The purpose of this book is to help boards of directors of nonprofit organizations improve their performance after completing the online board self-assessment tool found at www.boardcheckup.com. However, it can also be used as a stand-alone resource for any board seeking to enhance its effectiveness in that it also contains the diagnostic questions on which the online tool is based.

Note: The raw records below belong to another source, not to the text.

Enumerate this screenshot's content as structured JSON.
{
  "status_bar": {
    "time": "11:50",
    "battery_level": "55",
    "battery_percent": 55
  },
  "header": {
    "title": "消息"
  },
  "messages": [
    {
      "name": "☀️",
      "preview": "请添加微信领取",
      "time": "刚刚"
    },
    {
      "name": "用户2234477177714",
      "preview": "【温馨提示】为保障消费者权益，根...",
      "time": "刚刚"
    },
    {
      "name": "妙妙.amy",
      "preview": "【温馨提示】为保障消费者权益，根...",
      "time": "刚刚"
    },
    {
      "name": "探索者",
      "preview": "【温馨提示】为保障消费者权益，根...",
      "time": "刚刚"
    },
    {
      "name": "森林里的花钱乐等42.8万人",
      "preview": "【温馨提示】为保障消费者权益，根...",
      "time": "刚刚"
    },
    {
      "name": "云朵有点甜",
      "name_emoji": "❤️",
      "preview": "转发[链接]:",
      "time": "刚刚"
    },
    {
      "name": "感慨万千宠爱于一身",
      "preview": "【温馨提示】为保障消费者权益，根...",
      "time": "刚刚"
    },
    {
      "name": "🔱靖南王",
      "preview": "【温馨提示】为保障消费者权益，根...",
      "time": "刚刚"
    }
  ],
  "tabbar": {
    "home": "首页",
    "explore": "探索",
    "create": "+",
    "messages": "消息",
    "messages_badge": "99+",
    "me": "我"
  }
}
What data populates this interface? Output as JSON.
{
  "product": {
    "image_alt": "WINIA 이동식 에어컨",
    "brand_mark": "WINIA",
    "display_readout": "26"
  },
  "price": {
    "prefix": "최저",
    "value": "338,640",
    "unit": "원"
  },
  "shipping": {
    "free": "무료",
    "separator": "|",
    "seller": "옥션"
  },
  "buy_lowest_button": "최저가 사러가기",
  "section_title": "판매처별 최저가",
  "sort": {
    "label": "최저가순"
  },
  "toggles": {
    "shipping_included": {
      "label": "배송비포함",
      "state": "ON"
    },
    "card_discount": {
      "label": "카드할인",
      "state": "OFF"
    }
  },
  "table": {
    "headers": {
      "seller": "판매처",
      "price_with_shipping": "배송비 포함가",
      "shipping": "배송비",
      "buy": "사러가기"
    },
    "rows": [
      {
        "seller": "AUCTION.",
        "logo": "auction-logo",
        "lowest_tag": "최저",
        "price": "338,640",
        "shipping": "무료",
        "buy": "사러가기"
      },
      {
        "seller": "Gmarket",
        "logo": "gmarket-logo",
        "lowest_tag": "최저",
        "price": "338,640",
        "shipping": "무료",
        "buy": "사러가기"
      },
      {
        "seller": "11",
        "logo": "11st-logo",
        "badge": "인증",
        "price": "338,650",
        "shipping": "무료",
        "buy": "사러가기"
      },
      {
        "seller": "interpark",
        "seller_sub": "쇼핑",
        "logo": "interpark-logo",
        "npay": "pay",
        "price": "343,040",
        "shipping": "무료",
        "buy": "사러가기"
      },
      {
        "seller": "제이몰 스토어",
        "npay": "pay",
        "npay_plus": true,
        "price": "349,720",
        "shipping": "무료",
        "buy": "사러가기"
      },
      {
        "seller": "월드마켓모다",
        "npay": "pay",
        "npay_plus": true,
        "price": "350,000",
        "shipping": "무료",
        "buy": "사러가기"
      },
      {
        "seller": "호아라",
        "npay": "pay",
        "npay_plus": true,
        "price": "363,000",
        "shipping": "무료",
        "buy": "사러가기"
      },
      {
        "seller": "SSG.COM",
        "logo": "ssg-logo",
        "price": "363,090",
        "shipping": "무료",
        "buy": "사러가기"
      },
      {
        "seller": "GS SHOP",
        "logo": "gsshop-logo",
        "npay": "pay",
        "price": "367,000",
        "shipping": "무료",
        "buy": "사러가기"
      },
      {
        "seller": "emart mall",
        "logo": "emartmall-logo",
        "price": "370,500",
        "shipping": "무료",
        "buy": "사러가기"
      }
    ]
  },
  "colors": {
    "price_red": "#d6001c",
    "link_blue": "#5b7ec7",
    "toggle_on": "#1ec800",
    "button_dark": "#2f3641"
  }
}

1: IntroductionThe approach taken here is similar to that which lies behind health checkups for individuals. Doctors usually begin by asking us to review a lengthy list of possible health issues and we check those about which we have concerns. The doctor and patient then focus their discussions on these issues. The typical process proceeds through the following three stages: (1) Understanding the symptoms. (2) Diagnosis and (3) Treatment. 2: The Board’s Role and ResponsibilitiesWhile virtually everyone agrees that the role of the board in nonprofit organizations is to enable them to achieve their mission, differences arise when it comes to specifying exactly what the board’s authority and responsibilities should be. In fact, this is probably the most frequently written about topic in the literature on nonprofit organization boards. What should the board’s role and authority be compared to that held by these other important positions? 3: The Board’s Role in PlanningIt is commonly accepted “best practice” that a major role for boards ought to be thinking about the “big picture” of how the organization is doing and where it ought to be heading in the future. It is usually recommended that this big picture thinking be captured in a “Strategic Plan” which can be used as a guide by all in the organization in making specific policy decisions. 4: The Board’s Role in Performance AssessmentBoards of nonprofit organizations are required to exert due diligence in ensuring that the organizations they govern are achieving their missions effectively and efficiently. Quite aside from legal requirements, most boards feel an obligation to hold those who run the organization accountable for achieving results in carrying out the responsibilities delegated to them. They also wish to be able to identify and recognize what is being done well in the organization. 5: The Board’s Role in FundraisingEffectively performing the board’s role in fundraising is one of the most common challenges reported by both board members and those with whom they have relationships. 6: The Board’s Structure and Operating ProceduresOne of the major influences on how well a nonprofit organization board carries out its duties and responsibilities is the way it is organized. All boards have at least a minimum amount of formal organization and a set of policies that constrain, and support the way they operate. For example, most nonprofits have a constitution and/or a set of by-laws among which are rules regarding the role of the board, its size and composition, when and how annual meetings will be held, who votes, etc. 7: Effective Board MeetingsThe quality of formal board meetings can make a considerable difference to a board’s success. At the very least, having to sit in on a number of poorly run meetings can destroy the commitment of even the most dedicated supporter of an organization’s cause. Meetings that are poorly organized, go on too long, go off on tangents instead of sticking to the point, feature personal conflicts or domineering individuals turn people off and can cause serious damage by leading to poor decisions. 8: The Composition and Development of the BoardA major component of effective boards is having the right combination of people on them and providing them with ample opportunity to learn what they need to know to be good governors. The two basic requirements for all board members is that they becommitted to the mission of the organization and have the time and energy to devote to the work of the board. A 9: The Informal Culture of the BoardBoard culture is the collection of taken-for-granted attitudes, social norms, perceptions and beliefs about “how we do things around here” shared, usually unconsciously, by a majority of board members. 10: Leadership on the BoardJust as in other work groups, however, boards have both formal and informal individual leaders within them—people who have a significant influence over how the group works and how effective it is. For example, as previously discussed, some boards develop influential core groups within them and they can be a positive or negative force for change 11: ConclusionsThe purpose of this guidebook has been to a) help you understand some of the issues that challenge the effectiveness of nonprofit boards, b) offer some explanations as to why they exist, and c) provide guidance on how to manage them so as to improve the effectiveness of the governance function. The book, and the Board Check-Up research project of which it is a part, is derived from the idea of health checkups in medicine. About the AuthorsFor the past dozen years, Vic Murray and Yvonne Harrison have worked collaboratively combining their knowledge and expertise to make research, education, and tools available to leaders in the nonprofit sector in need of them.